WHAT IS NEEDED:
Each line of the listing that includes the string "リアルエロゲシチュエーション" needs to be located and copied.

RECORDS FOR THE EXERCISE:

Start of Block

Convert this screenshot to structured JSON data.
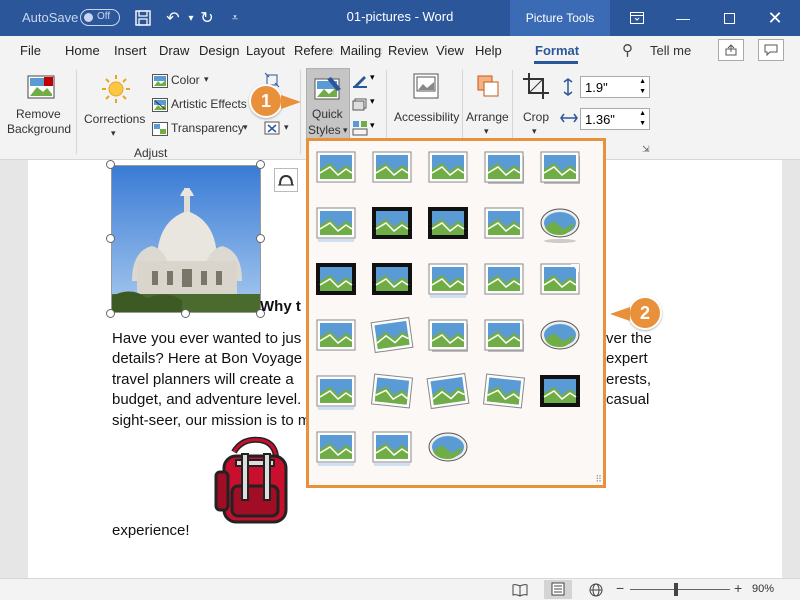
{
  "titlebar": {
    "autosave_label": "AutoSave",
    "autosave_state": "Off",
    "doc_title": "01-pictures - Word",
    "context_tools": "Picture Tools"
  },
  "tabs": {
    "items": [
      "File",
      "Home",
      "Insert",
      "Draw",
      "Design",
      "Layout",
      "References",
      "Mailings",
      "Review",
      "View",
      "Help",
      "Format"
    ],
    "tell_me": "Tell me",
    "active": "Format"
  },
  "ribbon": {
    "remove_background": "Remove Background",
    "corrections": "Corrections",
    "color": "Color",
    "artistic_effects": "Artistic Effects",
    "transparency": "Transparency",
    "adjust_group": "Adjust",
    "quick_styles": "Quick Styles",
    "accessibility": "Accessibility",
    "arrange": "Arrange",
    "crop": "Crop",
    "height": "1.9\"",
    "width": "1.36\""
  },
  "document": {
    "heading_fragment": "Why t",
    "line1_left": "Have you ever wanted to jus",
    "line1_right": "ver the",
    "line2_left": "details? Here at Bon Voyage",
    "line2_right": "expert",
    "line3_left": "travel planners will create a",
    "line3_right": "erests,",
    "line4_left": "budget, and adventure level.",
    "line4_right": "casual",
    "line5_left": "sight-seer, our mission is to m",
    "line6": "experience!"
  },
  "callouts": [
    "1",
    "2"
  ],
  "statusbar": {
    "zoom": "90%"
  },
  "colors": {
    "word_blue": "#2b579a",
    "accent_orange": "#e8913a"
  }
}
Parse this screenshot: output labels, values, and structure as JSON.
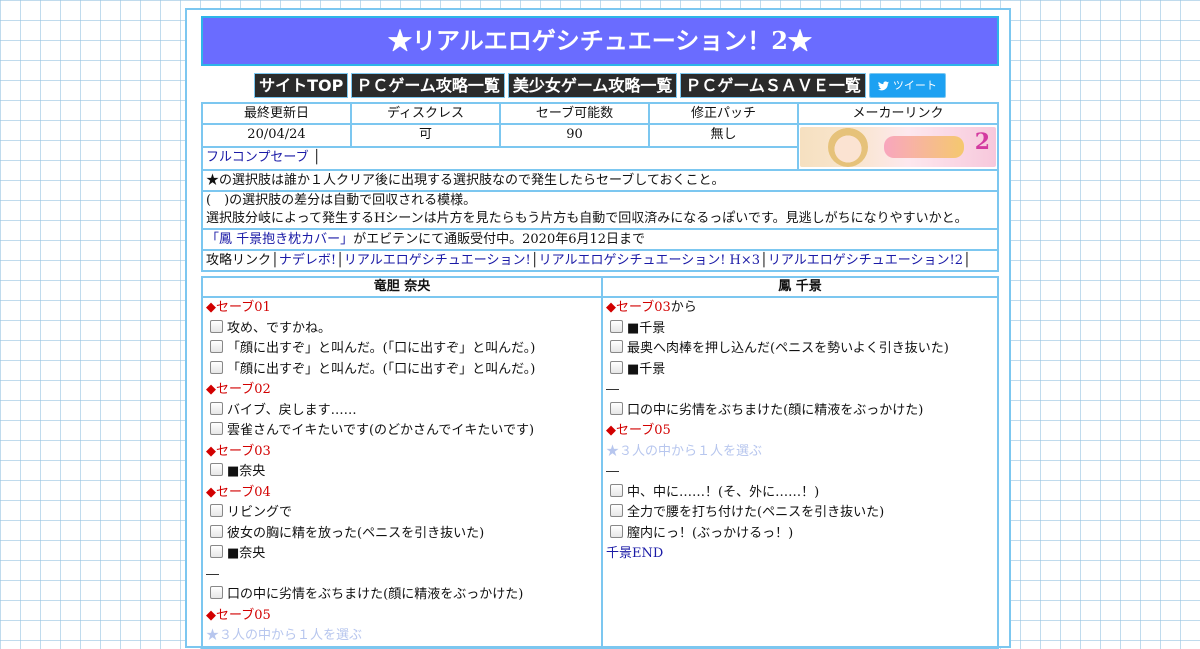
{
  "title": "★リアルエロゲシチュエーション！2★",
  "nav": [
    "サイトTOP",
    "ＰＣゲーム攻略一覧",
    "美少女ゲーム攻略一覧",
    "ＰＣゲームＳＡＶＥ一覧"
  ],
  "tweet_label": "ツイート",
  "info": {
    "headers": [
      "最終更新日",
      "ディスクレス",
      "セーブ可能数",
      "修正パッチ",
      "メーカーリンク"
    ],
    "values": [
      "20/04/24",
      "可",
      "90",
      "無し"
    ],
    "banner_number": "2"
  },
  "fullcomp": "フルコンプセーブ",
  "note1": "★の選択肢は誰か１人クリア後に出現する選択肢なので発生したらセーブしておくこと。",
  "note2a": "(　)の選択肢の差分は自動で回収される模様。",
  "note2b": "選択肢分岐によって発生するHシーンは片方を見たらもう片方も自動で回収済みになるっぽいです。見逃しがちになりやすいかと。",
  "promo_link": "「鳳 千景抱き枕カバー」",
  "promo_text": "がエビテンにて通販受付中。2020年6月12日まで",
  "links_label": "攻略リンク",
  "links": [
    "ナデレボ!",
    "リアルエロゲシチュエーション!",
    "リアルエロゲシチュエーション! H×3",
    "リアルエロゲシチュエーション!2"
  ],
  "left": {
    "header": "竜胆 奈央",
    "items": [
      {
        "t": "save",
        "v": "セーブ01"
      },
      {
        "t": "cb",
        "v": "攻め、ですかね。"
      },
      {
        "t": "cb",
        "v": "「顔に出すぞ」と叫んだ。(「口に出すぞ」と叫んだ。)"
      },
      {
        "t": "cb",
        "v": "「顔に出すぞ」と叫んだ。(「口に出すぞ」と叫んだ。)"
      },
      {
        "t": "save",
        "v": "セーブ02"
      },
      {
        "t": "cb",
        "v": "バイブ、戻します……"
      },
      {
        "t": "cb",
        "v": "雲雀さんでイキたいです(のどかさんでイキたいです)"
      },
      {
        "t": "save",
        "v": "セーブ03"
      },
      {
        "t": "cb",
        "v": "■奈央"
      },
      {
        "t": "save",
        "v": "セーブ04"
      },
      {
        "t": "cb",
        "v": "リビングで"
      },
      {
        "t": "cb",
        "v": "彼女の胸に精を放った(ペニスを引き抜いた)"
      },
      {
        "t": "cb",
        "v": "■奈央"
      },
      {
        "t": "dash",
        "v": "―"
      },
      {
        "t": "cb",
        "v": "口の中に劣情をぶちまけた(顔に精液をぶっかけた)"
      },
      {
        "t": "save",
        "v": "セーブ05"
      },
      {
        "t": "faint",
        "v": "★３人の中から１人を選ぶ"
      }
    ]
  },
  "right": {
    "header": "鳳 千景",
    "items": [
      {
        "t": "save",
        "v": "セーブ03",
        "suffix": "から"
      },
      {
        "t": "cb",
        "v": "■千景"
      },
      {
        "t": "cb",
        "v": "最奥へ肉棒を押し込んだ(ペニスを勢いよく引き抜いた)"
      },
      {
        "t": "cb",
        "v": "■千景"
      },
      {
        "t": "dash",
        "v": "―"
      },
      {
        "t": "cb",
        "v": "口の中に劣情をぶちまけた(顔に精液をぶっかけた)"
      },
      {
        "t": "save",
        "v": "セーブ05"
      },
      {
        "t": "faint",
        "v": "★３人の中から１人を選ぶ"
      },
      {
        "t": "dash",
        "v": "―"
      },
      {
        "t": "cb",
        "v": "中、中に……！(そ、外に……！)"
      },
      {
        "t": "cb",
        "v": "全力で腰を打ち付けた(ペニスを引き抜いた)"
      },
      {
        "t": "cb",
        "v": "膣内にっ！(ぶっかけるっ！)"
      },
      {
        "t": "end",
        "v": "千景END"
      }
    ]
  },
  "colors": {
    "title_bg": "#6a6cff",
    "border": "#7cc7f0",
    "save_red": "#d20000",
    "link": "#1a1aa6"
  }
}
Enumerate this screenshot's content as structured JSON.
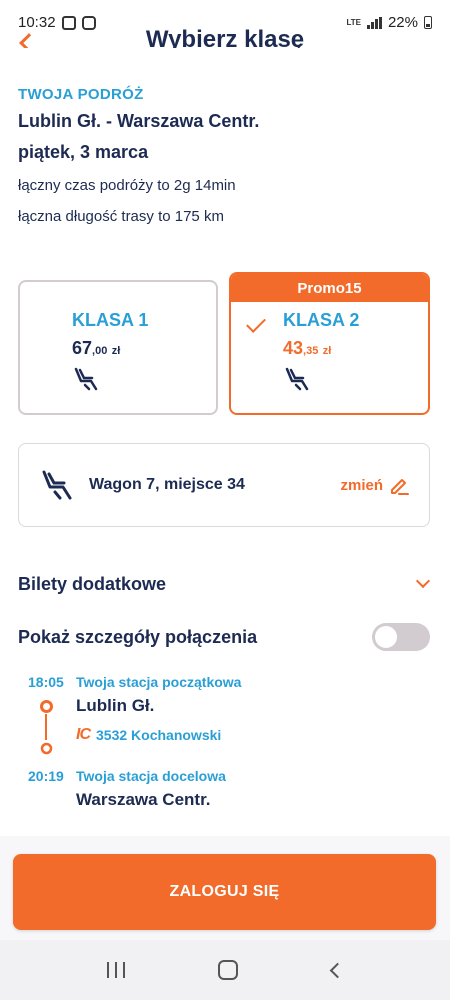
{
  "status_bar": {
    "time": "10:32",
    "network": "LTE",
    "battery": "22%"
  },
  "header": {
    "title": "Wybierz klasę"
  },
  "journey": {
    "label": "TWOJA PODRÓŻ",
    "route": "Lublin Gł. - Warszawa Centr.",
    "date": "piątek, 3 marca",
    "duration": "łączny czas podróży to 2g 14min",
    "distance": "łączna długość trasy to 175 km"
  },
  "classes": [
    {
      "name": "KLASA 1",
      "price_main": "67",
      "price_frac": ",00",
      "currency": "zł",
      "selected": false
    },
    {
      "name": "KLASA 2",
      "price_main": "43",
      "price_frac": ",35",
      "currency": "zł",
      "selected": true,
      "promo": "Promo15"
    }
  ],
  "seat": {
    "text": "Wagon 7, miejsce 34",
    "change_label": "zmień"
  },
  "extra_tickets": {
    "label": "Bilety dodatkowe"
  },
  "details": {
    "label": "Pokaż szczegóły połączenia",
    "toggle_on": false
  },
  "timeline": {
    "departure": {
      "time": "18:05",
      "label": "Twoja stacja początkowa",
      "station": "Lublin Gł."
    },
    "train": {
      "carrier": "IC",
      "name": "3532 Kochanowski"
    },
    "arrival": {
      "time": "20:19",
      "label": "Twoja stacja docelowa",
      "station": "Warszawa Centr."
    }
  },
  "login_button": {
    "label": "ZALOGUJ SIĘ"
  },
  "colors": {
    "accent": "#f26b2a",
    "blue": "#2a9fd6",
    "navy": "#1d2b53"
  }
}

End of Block

ANSWER:
  "title": "★リアルエロゲシチュエーション！2★",
    "リアルエロゲシチュエーション!",
    "リアルエロゲシチュエーション! H×3",
    "リアルエロゲシチュエーション!2"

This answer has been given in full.